Arizona State University researchers are finding ways to improve infrared photodetector technology that is critical to national defense and security systems, as well as used increasingly in commercial applications and consumer products.
Carbon nanotubes and graphene consist of just a couple of layers of carbon atoms, but they are lighter than aluminium, stronger than steel and can bend like spring-coils. Physicist Niklas Lindahl at the University of Gothenburg, Sweden, has been studying the unique properties of the materials, which in future may result in improved electronics and light, strong material.
As a result of a joint intensive work of several groups from five different countries, including Basque Country, a new wide class of topological insulators - materials that are insulators in the bulk but conductors at the surface - with technologically very promising properties has been discovered.
The technology that Google uses to analyze trillions of Web pages is being brought to bear on the way molecules are shaped and organized. A researcher has adapted Google's PageRank software to create moleculaRnetworks, which scientists can use to determine molecular shapes and chemical reactions without the expense, logistics and occasional danger of lab experiments.
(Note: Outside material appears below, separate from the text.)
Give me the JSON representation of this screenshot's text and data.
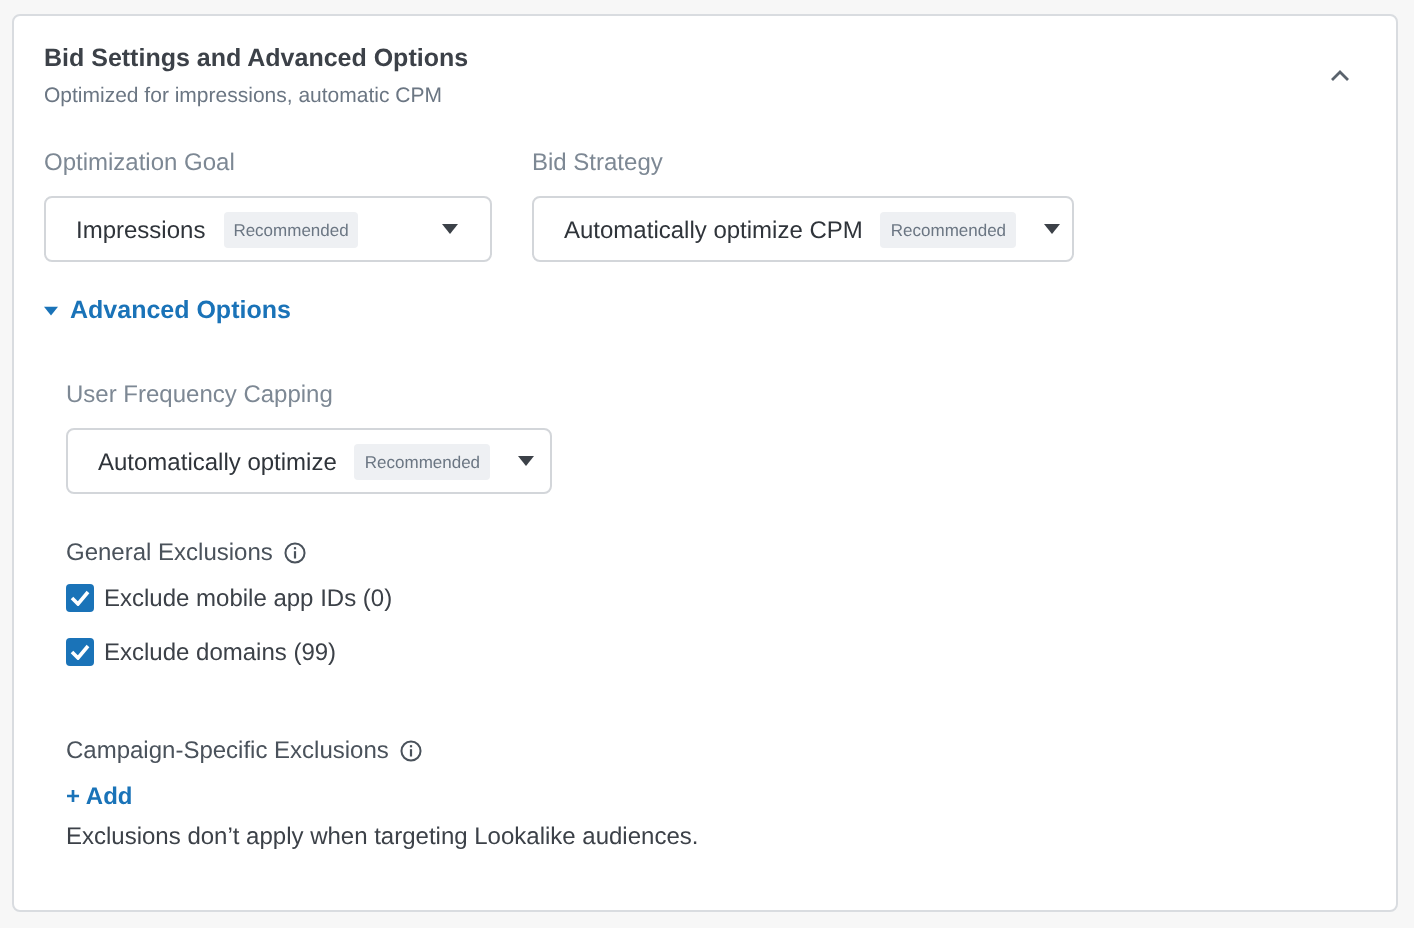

The theme of this year's World Congress on Brain, Spinal Cord Mapping, and Image Guided Therapy is "Nano-Bio-Electronics", which focuses on the integration of nanotechnology, stem cell research, and biomedical engineering, and imaging of the brain and spinal cord to make progress in the fight against neurological diseases.
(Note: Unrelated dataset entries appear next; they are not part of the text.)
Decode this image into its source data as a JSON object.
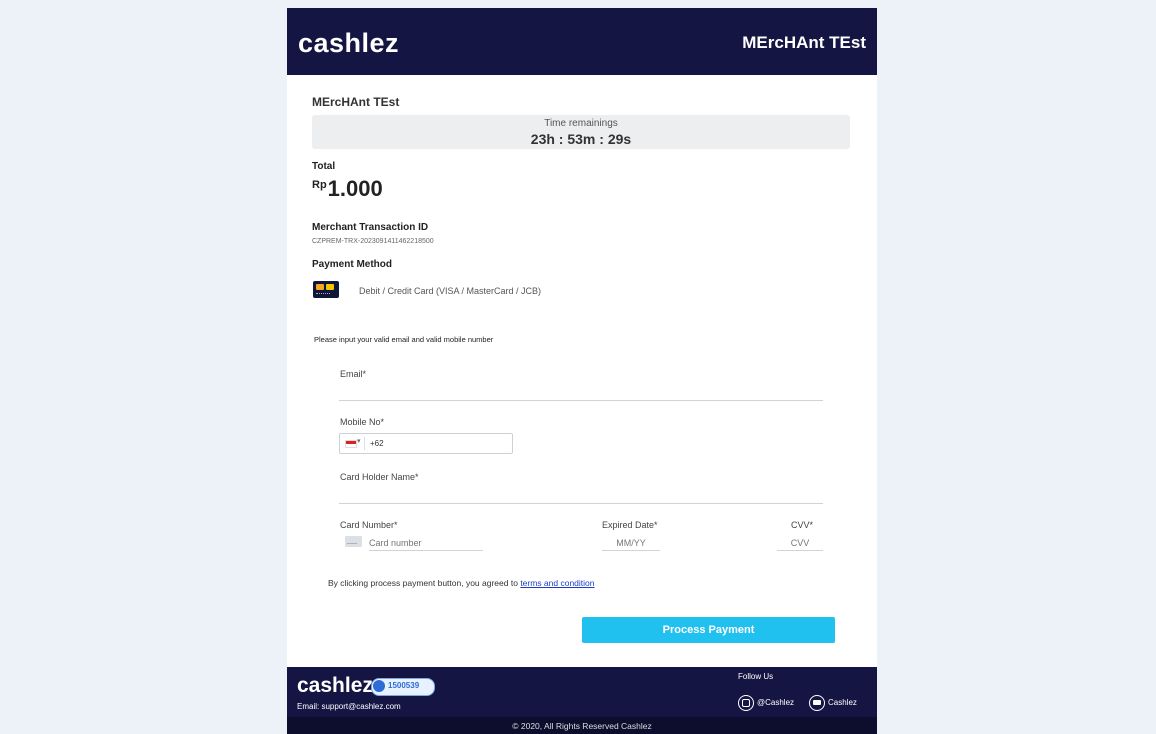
{
  "header": {
    "brand": "cashlez",
    "merchant": "MErcHAnt TEst"
  },
  "merchant_name": "MErcHAnt TEst",
  "timer": {
    "label": "Time remainings",
    "value": "23h : 53m : 29s"
  },
  "total": {
    "label": "Total",
    "currency": "Rp",
    "amount": "1.000"
  },
  "transaction": {
    "label": "Merchant Transaction ID",
    "value": "CZPREM-TRX-20230914114622185​00"
  },
  "payment_method": {
    "label": "Payment Method",
    "icon": "credit-card-icon",
    "text": "Debit / Credit Card (VISA / MasterCard / JCB)"
  },
  "form": {
    "instruction": "Please input your valid email and valid mobile number",
    "email_label": "Email*",
    "email_value": "",
    "mobile_label": "Mobile No*",
    "mobile_code": "+62",
    "mobile_value": "",
    "card_holder_label": "Card Holder Name*",
    "card_holder_value": "",
    "card_number_label": "Card Number*",
    "card_number_placeholder": "Card number",
    "expired_label": "Expired Date*",
    "expired_placeholder": "MM/YY",
    "cvv_label": "CVV*",
    "cvv_placeholder": "CVV"
  },
  "terms": {
    "prefix": "By clicking process payment button, you agreed to ",
    "link": "terms and condition"
  },
  "button": {
    "label": "Process Payment",
    "color": "#21c1ef"
  },
  "footer": {
    "brand": "cashlez",
    "badge": "1500539",
    "email": "Email: support@cashlez.com",
    "follow": "Follow Us",
    "instagram": "@Cashlez",
    "youtube": "Cashlez",
    "copyright": "© 2020, All Rights Reserved Cashlez"
  },
  "colors": {
    "header_bg": "#151544",
    "page_bg": "#edf2f9",
    "accent": "#21c1ef"
  }
}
Researchers at the UCLA Henry Samueli School of Engineering and Applied Science and UCLA's California Nanosystems Institute report that they have significantly enhanced polymer solar cells' performance by building a device with a new "tandem" structure that combines multiple cells with different absorption bands. The device had a certified power-conversion efficiency of 8.62 percent and set a world record in July 2011.
Individual atoms can make or break electronic properties in one of the world's smallest known conductors - quantum nanowires. Microscopic analysis is delivering a rare glimpse into how the atomic structure of the conducting nanowires affects their electronic behavior.